### EXERCISE GOAL
Please count the lines in these records that contain "emoji" and give only that count.

===== RECORDS FOR THIS EXERCISE

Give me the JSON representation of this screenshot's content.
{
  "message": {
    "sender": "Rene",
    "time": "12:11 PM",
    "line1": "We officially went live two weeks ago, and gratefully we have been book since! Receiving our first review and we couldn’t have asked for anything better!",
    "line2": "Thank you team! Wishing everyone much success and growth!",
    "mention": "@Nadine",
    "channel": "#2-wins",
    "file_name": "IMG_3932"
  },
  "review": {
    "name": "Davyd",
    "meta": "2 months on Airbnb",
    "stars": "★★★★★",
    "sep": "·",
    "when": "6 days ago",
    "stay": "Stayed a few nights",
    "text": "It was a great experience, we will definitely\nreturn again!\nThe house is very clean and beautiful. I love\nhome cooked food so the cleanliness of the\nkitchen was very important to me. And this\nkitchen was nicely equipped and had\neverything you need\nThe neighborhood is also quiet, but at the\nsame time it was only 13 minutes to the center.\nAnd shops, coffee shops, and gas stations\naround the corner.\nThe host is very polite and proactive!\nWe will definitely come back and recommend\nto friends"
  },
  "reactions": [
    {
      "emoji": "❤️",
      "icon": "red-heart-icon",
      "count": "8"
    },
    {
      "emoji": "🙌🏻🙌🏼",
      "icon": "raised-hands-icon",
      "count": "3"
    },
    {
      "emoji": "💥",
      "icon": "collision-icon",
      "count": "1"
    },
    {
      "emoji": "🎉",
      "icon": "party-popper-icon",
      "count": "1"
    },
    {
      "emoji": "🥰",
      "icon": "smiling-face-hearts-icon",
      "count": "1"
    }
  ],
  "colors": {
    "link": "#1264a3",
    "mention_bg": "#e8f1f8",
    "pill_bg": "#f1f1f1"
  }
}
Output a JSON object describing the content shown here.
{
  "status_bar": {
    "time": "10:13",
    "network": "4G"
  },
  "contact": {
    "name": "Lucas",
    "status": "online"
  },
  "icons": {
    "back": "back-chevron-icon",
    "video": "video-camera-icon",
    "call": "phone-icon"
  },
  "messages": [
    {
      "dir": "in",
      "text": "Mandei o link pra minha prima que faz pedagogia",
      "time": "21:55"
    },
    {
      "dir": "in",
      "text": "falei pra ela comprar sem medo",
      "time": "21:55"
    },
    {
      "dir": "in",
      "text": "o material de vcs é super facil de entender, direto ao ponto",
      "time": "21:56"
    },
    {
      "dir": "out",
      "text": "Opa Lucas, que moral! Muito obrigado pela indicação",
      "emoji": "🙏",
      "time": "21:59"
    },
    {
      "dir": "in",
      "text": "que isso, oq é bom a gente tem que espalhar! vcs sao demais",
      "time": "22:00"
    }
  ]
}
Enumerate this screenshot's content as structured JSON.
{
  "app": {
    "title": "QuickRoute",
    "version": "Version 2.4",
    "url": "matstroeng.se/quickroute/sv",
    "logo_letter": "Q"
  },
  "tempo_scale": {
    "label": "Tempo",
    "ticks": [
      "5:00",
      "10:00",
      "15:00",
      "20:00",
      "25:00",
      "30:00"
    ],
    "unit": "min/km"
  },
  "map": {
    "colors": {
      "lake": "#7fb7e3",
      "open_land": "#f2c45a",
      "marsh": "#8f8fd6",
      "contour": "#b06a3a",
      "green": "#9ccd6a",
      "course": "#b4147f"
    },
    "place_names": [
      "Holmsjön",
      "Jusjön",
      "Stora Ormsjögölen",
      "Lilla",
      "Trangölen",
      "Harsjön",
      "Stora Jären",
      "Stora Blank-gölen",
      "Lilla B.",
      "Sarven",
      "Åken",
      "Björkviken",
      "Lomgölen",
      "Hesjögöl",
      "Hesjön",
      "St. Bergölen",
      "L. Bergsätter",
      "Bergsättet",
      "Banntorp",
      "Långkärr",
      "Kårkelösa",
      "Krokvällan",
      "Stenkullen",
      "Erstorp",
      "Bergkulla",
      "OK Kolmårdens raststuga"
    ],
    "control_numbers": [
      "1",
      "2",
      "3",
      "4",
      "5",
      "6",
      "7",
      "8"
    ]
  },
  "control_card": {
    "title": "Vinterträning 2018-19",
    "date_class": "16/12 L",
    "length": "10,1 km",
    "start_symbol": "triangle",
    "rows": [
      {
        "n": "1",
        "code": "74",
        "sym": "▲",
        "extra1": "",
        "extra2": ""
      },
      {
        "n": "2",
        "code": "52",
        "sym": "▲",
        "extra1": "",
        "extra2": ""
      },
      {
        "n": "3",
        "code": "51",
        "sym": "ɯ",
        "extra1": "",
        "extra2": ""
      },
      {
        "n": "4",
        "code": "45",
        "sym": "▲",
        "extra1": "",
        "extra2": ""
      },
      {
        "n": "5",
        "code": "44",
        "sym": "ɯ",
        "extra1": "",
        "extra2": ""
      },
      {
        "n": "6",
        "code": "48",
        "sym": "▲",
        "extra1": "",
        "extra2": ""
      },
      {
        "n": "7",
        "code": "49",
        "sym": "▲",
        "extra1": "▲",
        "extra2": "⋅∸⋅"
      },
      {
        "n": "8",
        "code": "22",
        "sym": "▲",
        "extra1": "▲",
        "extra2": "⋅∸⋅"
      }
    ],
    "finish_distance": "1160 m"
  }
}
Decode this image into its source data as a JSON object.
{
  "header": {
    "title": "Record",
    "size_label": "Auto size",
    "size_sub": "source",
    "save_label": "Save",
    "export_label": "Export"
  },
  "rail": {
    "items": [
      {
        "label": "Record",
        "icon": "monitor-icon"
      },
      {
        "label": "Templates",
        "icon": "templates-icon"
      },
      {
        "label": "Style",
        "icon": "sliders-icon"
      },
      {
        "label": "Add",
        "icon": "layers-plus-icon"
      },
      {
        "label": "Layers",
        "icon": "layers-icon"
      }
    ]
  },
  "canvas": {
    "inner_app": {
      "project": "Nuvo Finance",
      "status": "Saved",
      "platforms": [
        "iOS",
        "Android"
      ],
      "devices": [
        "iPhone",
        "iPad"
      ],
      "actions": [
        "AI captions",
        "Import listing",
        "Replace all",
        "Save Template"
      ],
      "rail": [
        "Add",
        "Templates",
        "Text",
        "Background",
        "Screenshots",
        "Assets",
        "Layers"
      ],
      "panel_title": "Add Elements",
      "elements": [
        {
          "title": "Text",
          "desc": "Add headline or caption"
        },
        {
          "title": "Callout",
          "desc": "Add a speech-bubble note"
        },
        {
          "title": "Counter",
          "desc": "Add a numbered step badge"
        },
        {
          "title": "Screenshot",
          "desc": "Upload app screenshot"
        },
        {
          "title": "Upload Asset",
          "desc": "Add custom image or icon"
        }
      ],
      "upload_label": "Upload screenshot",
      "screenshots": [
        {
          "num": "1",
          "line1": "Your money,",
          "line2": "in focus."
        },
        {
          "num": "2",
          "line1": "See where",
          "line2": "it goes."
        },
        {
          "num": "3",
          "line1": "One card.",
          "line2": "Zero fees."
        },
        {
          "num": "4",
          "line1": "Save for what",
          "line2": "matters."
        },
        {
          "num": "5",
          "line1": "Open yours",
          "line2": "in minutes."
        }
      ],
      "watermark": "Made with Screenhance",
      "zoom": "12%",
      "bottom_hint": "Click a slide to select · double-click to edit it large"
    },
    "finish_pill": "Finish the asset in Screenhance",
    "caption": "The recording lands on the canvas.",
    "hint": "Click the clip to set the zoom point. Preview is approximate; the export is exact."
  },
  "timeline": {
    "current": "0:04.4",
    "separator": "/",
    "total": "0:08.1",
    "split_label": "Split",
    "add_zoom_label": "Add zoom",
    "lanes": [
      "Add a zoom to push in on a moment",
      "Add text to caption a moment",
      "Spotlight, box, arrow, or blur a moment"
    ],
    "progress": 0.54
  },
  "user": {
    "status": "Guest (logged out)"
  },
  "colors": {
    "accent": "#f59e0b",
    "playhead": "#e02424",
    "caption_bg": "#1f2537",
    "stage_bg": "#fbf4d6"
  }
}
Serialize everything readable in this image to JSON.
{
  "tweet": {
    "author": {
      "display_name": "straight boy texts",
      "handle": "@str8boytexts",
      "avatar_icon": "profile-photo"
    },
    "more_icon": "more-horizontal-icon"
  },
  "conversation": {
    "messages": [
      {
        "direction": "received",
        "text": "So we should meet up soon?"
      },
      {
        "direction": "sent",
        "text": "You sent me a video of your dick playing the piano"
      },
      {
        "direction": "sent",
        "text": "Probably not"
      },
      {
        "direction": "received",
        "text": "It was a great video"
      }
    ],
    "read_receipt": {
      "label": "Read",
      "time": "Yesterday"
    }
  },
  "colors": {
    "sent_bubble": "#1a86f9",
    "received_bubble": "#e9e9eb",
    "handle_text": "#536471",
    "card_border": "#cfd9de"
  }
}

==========

### TASK SOLUTION
6